**AVAILABLE RECORDS:**
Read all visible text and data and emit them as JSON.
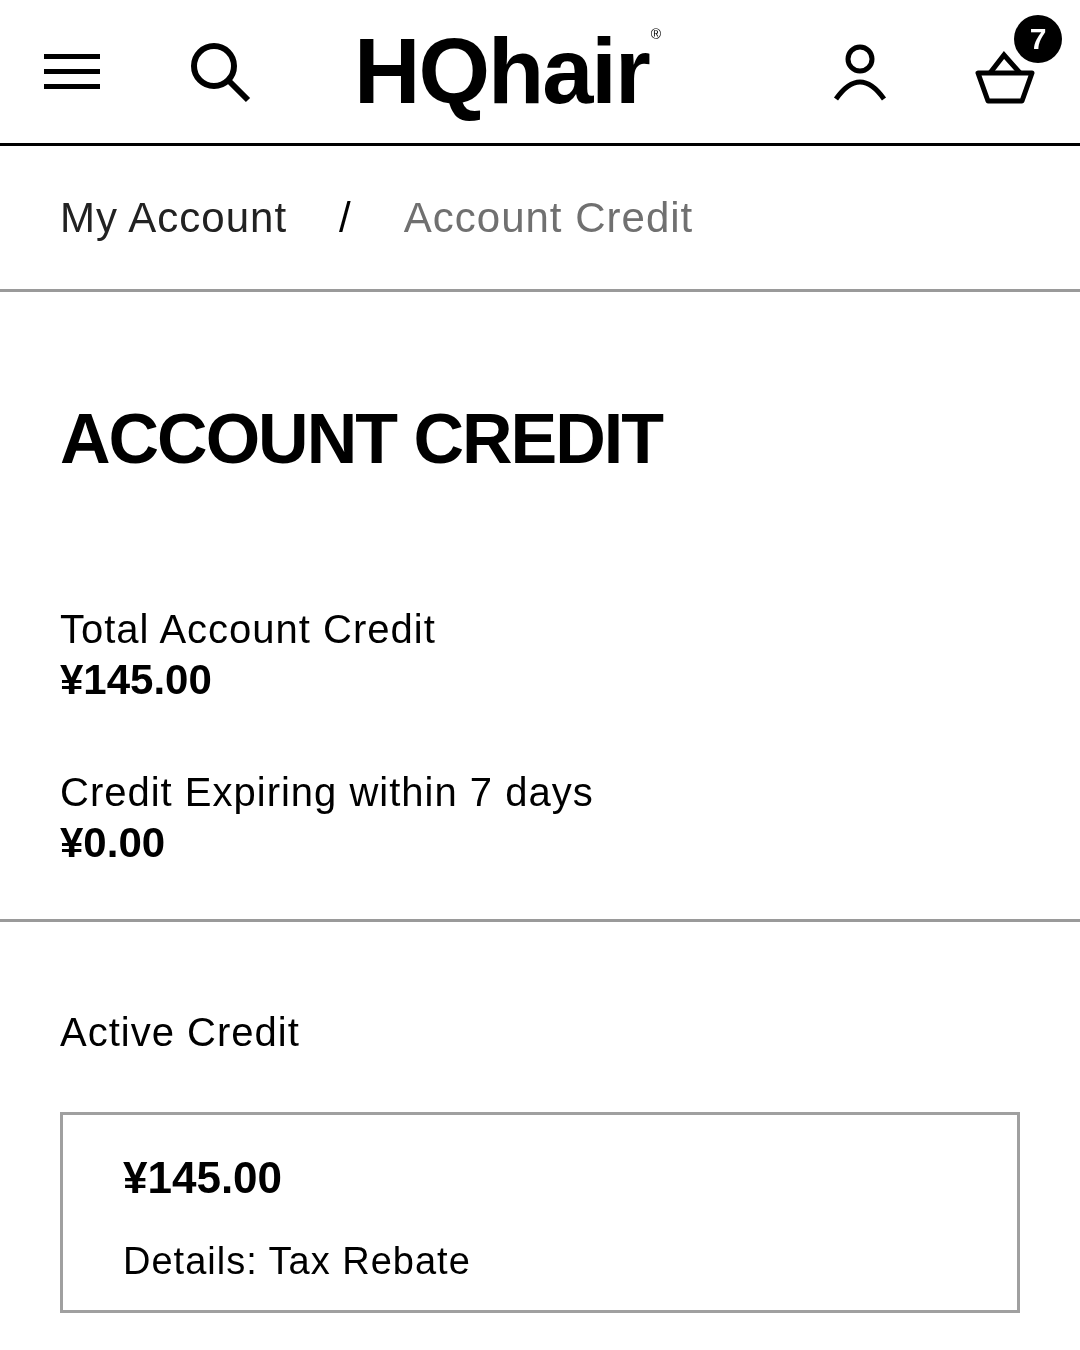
{
  "header": {
    "logo": "HQhair",
    "logo_mark": "®",
    "basket_count": "7"
  },
  "breadcrumb": [
    {
      "label": "My Account",
      "current": false
    },
    {
      "label": "/",
      "kind": "separator"
    },
    {
      "label": "Account Credit",
      "current": true
    }
  ],
  "title": "ACCOUNT CREDIT",
  "summary": [
    {
      "label": "Total Account Credit",
      "amount": "¥145.00"
    },
    {
      "label": "Credit Expiring within 7 days",
      "amount": "¥0.00"
    }
  ],
  "active_credit": {
    "heading": "Active Credit",
    "cards": [
      {
        "amount": "¥145.00",
        "details": "Details: Tax Rebate"
      }
    ]
  }
}
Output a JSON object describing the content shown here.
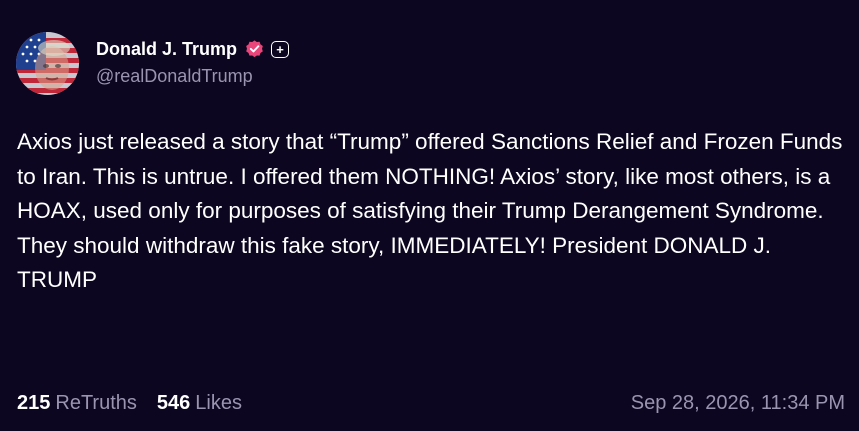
{
  "post": {
    "author": {
      "display_name": "Donald J. Trump",
      "handle": "@realDonaldTrump",
      "verified_icon": "verified-badge-icon",
      "plus_badge": "+",
      "avatar_icon": "flag-portrait-avatar"
    },
    "content": "Axios just released a story that “Trump” offered Sanctions Relief and Frozen Funds to Iran. This is untrue. I offered them NOTHING! Axios’ story, like most others, is a HOAX, used only for purposes of satisfying their Trump Derangement Syndrome. They should withdraw this fake story, IMMEDIATELY! President DONALD J. TRUMP",
    "stats": {
      "retruths_count": "215",
      "retruths_label": "ReTruths",
      "likes_count": "546",
      "likes_label": "Likes"
    },
    "timestamp": "Sep 28, 2026, 11:34 PM"
  },
  "colors": {
    "background": "#0d0620",
    "text": "#ffffff",
    "muted": "#9a94b0",
    "verified": "#e8457a"
  }
}
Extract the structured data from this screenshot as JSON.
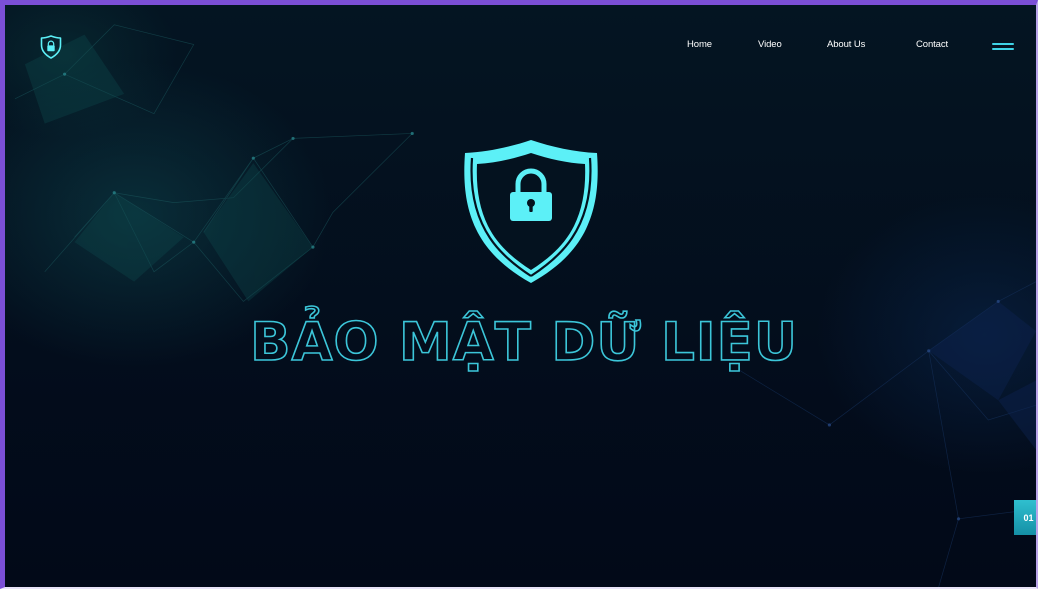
{
  "nav": {
    "items": [
      {
        "label": "Home"
      },
      {
        "label": "Video"
      },
      {
        "label": "About Us"
      },
      {
        "label": "Contact"
      }
    ]
  },
  "hero": {
    "title": "BẢO MẬT DỮ LIỆU",
    "icon": "shield-lock-icon"
  },
  "slider": {
    "current": "01"
  },
  "colors": {
    "accent": "#5cf0f7",
    "title_outline": "#3cc6d9",
    "background": "#030d1c",
    "frame": "#7b4fd6",
    "indicator": "#2fbfcf"
  }
}
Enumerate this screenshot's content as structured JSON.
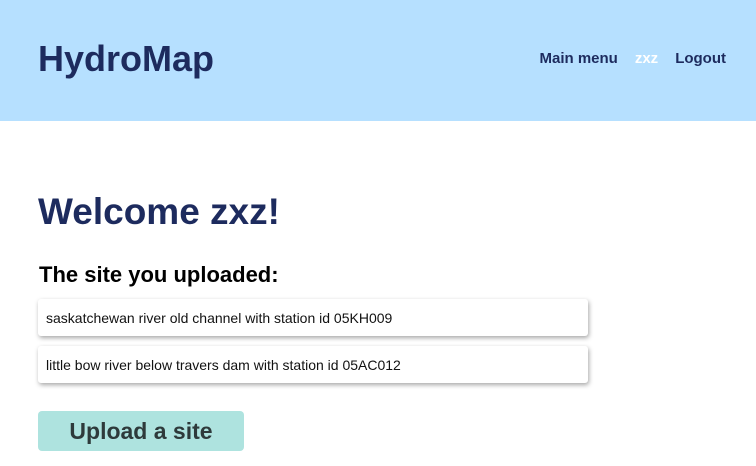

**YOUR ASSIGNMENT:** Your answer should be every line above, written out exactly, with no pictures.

**EXERCISE RESPONSE:**
Read all visible text and data and emit them as JSON.
{
  "header": {
    "logo": "HQhair",
    "logo_mark": "®",
    "basket_count": "7"
  },
  "breadcrumb": [
    {
      "label": "My Account",
      "current": false
    },
    {
      "label": "/",
      "kind": "separator"
    },
    {
      "label": "Account Credit",
      "current": true
    }
  ],
  "title": "ACCOUNT CREDIT",
  "summary": [
    {
      "label": "Total Account Credit",
      "amount": "¥145.00"
    },
    {
      "label": "Credit Expiring within 7 days",
      "amount": "¥0.00"
    }
  ],
  "active_credit": {
    "heading": "Active Credit",
    "cards": [
      {
        "amount": "¥145.00",
        "details": "Details: Tax Rebate"
      }
    ]
  }
}
Output a JSON object describing the content shown here.
{
  "post": {
    "author": {
      "display_name": "Donald J. Trump",
      "handle": "@realDonaldTrump",
      "verified_icon": "verified-badge-icon",
      "plus_badge": "+",
      "avatar_icon": "flag-portrait-avatar"
    },
    "content": "Axios just released a story that “Trump” offered Sanctions Relief and Frozen Funds to Iran. This is untrue. I offered them NOTHING! Axios’ story, like most others, is a HOAX, used only for purposes of satisfying their Trump Derangement Syndrome. They should withdraw this fake story, IMMEDIATELY! President DONALD J. TRUMP",
    "stats": {
      "retruths_count": "215",
      "retruths_label": "ReTruths",
      "likes_count": "546",
      "likes_label": "Likes"
    },
    "timestamp": "Sep 28, 2026, 11:34 PM"
  },
  "colors": {
    "background": "#0d0620",
    "text": "#ffffff",
    "muted": "#9a94b0",
    "verified": "#e8457a"
  }
}
Extract the structured data from this screenshot as JSON.
{
  "nav": {
    "items": [
      {
        "label": "Home"
      },
      {
        "label": "Video"
      },
      {
        "label": "About Us"
      },
      {
        "label": "Contact"
      }
    ]
  },
  "hero": {
    "title": "BẢO MẬT DỮ LIỆU",
    "icon": "shield-lock-icon"
  },
  "slider": {
    "current": "01"
  },
  "colors": {
    "accent": "#5cf0f7",
    "title_outline": "#3cc6d9",
    "background": "#030d1c",
    "frame": "#7b4fd6",
    "indicator": "#2fbfcf"
  }
}
Enumerate this screenshot's content as structured JSON.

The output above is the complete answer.